Available data Block Start
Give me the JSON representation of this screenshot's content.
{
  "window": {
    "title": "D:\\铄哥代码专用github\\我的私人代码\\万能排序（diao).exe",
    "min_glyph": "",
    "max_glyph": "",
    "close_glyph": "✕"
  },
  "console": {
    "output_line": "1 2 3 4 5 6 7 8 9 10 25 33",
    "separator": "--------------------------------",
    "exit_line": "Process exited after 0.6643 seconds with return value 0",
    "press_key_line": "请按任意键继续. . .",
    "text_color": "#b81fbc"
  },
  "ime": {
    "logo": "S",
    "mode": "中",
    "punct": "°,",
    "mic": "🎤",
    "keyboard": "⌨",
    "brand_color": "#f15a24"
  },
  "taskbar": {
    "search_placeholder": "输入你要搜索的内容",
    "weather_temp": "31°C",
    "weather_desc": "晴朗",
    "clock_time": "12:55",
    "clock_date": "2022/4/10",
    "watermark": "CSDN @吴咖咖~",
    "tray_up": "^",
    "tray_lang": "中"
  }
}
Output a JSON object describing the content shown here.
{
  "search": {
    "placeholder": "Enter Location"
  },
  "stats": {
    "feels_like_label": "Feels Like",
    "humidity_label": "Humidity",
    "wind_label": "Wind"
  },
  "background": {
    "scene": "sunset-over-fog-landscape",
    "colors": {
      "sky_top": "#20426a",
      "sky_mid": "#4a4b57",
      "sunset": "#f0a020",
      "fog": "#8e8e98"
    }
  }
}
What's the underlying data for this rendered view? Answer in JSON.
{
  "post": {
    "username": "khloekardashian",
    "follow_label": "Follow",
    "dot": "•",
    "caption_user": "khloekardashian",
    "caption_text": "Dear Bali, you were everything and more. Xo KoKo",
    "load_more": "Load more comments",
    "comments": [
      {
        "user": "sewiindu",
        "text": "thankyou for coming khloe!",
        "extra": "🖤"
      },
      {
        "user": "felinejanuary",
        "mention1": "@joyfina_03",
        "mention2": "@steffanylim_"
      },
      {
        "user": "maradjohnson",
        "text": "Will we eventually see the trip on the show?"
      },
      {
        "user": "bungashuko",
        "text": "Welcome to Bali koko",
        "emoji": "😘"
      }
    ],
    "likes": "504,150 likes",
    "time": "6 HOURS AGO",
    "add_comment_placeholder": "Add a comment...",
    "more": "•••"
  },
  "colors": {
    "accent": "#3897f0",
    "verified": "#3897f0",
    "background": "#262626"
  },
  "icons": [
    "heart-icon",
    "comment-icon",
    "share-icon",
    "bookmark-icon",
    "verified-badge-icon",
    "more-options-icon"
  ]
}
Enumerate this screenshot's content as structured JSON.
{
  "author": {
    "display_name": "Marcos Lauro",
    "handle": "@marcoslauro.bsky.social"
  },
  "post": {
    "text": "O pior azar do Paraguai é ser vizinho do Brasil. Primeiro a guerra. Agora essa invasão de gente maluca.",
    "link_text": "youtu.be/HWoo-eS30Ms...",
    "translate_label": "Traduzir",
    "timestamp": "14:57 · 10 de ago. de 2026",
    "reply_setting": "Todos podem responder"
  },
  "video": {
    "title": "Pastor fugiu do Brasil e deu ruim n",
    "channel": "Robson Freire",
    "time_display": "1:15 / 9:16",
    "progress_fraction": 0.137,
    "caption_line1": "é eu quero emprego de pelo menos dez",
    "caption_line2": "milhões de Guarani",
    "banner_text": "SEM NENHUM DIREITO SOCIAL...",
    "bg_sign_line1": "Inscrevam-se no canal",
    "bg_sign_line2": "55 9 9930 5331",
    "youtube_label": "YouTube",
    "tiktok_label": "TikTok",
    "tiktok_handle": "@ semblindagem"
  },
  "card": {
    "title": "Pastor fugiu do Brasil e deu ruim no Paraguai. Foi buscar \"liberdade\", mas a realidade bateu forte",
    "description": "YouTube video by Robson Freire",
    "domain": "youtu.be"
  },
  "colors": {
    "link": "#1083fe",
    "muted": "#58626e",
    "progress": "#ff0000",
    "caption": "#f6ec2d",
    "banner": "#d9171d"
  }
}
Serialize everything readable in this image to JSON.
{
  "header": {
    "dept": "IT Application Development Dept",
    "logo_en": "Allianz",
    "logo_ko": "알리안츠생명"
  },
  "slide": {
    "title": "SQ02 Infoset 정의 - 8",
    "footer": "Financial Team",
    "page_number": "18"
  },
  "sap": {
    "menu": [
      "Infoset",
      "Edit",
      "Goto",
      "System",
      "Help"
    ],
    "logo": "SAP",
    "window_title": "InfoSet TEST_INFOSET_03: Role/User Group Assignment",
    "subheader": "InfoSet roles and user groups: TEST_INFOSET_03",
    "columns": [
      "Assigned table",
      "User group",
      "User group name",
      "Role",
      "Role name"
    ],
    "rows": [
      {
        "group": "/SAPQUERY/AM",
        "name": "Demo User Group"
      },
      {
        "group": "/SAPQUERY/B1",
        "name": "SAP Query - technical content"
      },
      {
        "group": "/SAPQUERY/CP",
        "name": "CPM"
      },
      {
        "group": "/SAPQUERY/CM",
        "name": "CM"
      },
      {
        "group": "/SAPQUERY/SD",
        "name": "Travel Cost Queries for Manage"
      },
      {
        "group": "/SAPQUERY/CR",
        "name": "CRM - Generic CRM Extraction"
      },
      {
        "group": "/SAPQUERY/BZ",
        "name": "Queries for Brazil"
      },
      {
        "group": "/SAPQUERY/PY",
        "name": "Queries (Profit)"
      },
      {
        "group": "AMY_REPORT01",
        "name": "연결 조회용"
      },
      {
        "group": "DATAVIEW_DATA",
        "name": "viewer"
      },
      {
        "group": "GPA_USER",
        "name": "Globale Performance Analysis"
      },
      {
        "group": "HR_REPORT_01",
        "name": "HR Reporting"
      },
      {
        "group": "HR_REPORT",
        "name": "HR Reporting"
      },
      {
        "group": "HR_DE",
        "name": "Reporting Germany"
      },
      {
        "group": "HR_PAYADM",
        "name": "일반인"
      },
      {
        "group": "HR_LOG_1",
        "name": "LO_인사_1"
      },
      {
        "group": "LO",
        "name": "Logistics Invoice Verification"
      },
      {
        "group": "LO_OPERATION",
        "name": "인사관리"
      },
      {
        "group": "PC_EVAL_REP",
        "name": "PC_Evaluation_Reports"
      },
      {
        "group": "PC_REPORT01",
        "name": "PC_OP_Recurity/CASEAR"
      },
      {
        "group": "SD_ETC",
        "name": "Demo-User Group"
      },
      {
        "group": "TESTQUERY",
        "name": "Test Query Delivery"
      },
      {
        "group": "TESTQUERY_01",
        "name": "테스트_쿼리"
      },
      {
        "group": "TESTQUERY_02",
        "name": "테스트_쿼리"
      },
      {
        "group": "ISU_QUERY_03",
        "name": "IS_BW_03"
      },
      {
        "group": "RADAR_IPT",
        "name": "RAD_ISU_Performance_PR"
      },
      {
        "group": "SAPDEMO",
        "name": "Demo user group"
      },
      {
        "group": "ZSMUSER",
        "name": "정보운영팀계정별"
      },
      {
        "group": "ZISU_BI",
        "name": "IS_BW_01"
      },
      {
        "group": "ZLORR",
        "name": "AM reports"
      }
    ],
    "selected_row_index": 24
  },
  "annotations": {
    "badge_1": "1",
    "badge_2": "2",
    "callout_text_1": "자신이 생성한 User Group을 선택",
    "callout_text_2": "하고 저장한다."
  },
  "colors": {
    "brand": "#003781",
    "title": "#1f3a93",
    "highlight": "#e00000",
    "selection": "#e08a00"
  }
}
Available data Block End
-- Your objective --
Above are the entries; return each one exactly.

-- Answer area --
Give me the JSON representation of this screenshot's content.
{
  "window": {
    "title": "D:\\铄哥代码专用github\\我的私人代码\\万能排序（diao).exe",
    "min_glyph": "",
    "max_glyph": "",
    "close_glyph": "✕"
  },
  "console": {
    "output_line": "1 2 3 4 5 6 7 8 9 10 25 33",
    "separator": "--------------------------------",
    "exit_line": "Process exited after 0.6643 seconds with return value 0",
    "press_key_line": "请按任意键继续. . .",
    "text_color": "#b81fbc"
  },
  "ime": {
    "logo": "S",
    "mode": "中",
    "punct": "°,",
    "mic": "🎤",
    "keyboard": "⌨",
    "brand_color": "#f15a24"
  },
  "taskbar": {
    "search_placeholder": "输入你要搜索的内容",
    "weather_temp": "31°C",
    "weather_desc": "晴朗",
    "clock_time": "12:55",
    "clock_date": "2022/4/10",
    "watermark": "CSDN @吴咖咖~",
    "tray_up": "^",
    "tray_lang": "中"
  }
}
Output a JSON object describing the content shown here.
{
  "search": {
    "placeholder": "Enter Location"
  },
  "stats": {
    "feels_like_label": "Feels Like",
    "humidity_label": "Humidity",
    "wind_label": "Wind"
  },
  "background": {
    "scene": "sunset-over-fog-landscape",
    "colors": {
      "sky_top": "#20426a",
      "sky_mid": "#4a4b57",
      "sunset": "#f0a020",
      "fog": "#8e8e98"
    }
  }
}
What's the underlying data for this rendered view? Answer in JSON.
{
  "post": {
    "username": "khloekardashian",
    "follow_label": "Follow",
    "dot": "•",
    "caption_user": "khloekardashian",
    "caption_text": "Dear Bali, you were everything and more. Xo KoKo",
    "load_more": "Load more comments",
    "comments": [
      {
        "user": "sewiindu",
        "text": "thankyou for coming khloe!",
        "extra": "🖤"
      },
      {
        "user": "felinejanuary",
        "mention1": "@joyfina_03",
        "mention2": "@steffanylim_"
      },
      {
        "user": "maradjohnson",
        "text": "Will we eventually see the trip on the show?"
      },
      {
        "user": "bungashuko",
        "text": "Welcome to Bali koko",
        "emoji": "😘"
      }
    ],
    "likes": "504,150 likes",
    "time": "6 HOURS AGO",
    "add_comment_placeholder": "Add a comment...",
    "more": "•••"
  },
  "colors": {
    "accent": "#3897f0",
    "verified": "#3897f0",
    "background": "#262626"
  },
  "icons": [
    "heart-icon",
    "comment-icon",
    "share-icon",
    "bookmark-icon",
    "verified-badge-icon",
    "more-options-icon"
  ]
}
Enumerate this screenshot's content as structured JSON.
{
  "author": {
    "display_name": "Marcos Lauro",
    "handle": "@marcoslauro.bsky.social"
  },
  "post": {
    "text": "O pior azar do Paraguai é ser vizinho do Brasil. Primeiro a guerra. Agora essa invasão de gente maluca.",
    "link_text": "youtu.be/HWoo-eS30Ms...",
    "translate_label": "Traduzir",
    "timestamp": "14:57 · 10 de ago. de 2026",
    "reply_setting": "Todos podem responder"
  },
  "video": {
    "title": "Pastor fugiu do Brasil e deu ruim n",
    "channel": "Robson Freire",
    "time_display": "1:15 / 9:16",
    "progress_fraction": 0.137,
    "caption_line1": "é eu quero emprego de pelo menos dez",
    "caption_line2": "milhões de Guarani",
    "banner_text": "SEM NENHUM DIREITO SOCIAL...",
    "bg_sign_line1": "Inscrevam-se no canal",
    "bg_sign_line2": "55 9 9930 5331",
    "youtube_label": "YouTube",
    "tiktok_label": "TikTok",
    "tiktok_handle": "@ semblindagem"
  },
  "card": {
    "title": "Pastor fugiu do Brasil e deu ruim no Paraguai. Foi buscar \"liberdade\", mas a realidade bateu forte",
    "description": "YouTube video by Robson Freire",
    "domain": "youtu.be"
  },
  "colors": {
    "link": "#1083fe",
    "muted": "#58626e",
    "progress": "#ff0000",
    "caption": "#f6ec2d",
    "banner": "#d9171d"
  }
}
Serialize everything readable in this image to JSON.
{
  "header": {
    "dept": "IT Application Development Dept",
    "logo_en": "Allianz",
    "logo_ko": "알리안츠생명"
  },
  "slide": {
    "title": "SQ02 Infoset 정의 - 8",
    "footer": "Financial Team",
    "page_number": "18"
  },
  "sap": {
    "menu": [
      "Infoset",
      "Edit",
      "Goto",
      "System",
      "Help"
    ],
    "logo": "SAP",
    "window_title": "InfoSet TEST_INFOSET_03: Role/User Group Assignment",
    "subheader": "InfoSet roles and user groups: TEST_INFOSET_03",
    "columns": [
      "Assigned table",
      "User group",
      "User group name",
      "Role",
      "Role name"
    ],
    "rows": [
      {
        "group": "/SAPQUERY/AM",
        "name": "Demo User Group"
      },
      {
        "group": "/SAPQUERY/B1",
        "name": "SAP Query - technical content"
      },
      {
        "group": "/SAPQUERY/CP",
        "name": "CPM"
      },
      {
        "group": "/SAPQUERY/CM",
        "name": "CM"
      },
      {
        "group": "/SAPQUERY/SD",
        "name": "Travel Cost Queries for Manage"
      },
      {
        "group": "/SAPQUERY/CR",
        "name": "CRM - Generic CRM Extraction"
      },
      {
        "group": "/SAPQUERY/BZ",
        "name": "Queries for Brazil"
      },
      {
        "group": "/SAPQUERY/PY",
        "name": "Queries (Profit)"
      },
      {
        "group": "AMY_REPORT01",
        "name": "연결 조회용"
      },
      {
        "group": "DATAVIEW_DATA",
        "name": "viewer"
      },
      {
        "group": "GPA_USER",
        "name": "Globale Performance Analysis"
      },
      {
        "group": "HR_REPORT_01",
        "name": "HR Reporting"
      },
      {
        "group": "HR_REPORT",
        "name": "HR Reporting"
      },
      {
        "group": "HR_DE",
        "name": "Reporting Germany"
      },
      {
        "group": "HR_PAYADM",
        "name": "일반인"
      },
      {
        "group": "HR_LOG_1",
        "name": "LO_인사_1"
      },
      {
        "group": "LO",
        "name": "Logistics Invoice Verification"
      },
      {
        "group": "LO_OPERATION",
        "name": "인사관리"
      },
      {
        "group": "PC_EVAL_REP",
        "name": "PC_Evaluation_Reports"
      },
      {
        "group": "PC_REPORT01",
        "name": "PC_OP_Recurity/CASEAR"
      },
      {
        "group": "SD_ETC",
        "name": "Demo-User Group"
      },
      {
        "group": "TESTQUERY",
        "name": "Test Query Delivery"
      },
      {
        "group": "TESTQUERY_01",
        "name": "테스트_쿼리"
      },
      {
        "group": "TESTQUERY_02",
        "name": "테스트_쿼리"
      },
      {
        "group": "ISU_QUERY_03",
        "name": "IS_BW_03"
      },
      {
        "group": "RADAR_IPT",
        "name": "RAD_ISU_Performance_PR"
      },
      {
        "group": "SAPDEMO",
        "name": "Demo user group"
      },
      {
        "group": "ZSMUSER",
        "name": "정보운영팀계정별"
      },
      {
        "group": "ZISU_BI",
        "name": "IS_BW_01"
      },
      {
        "group": "ZLORR",
        "name": "AM reports"
      }
    ],
    "selected_row_index": 24
  },
  "annotations": {
    "badge_1": "1",
    "badge_2": "2",
    "callout_text_1": "자신이 생성한 User Group을 선택",
    "callout_text_2": "하고 저장한다."
  },
  "colors": {
    "brand": "#003781",
    "title": "#1f3a93",
    "highlight": "#e00000",
    "selection": "#e08a00"
  }
}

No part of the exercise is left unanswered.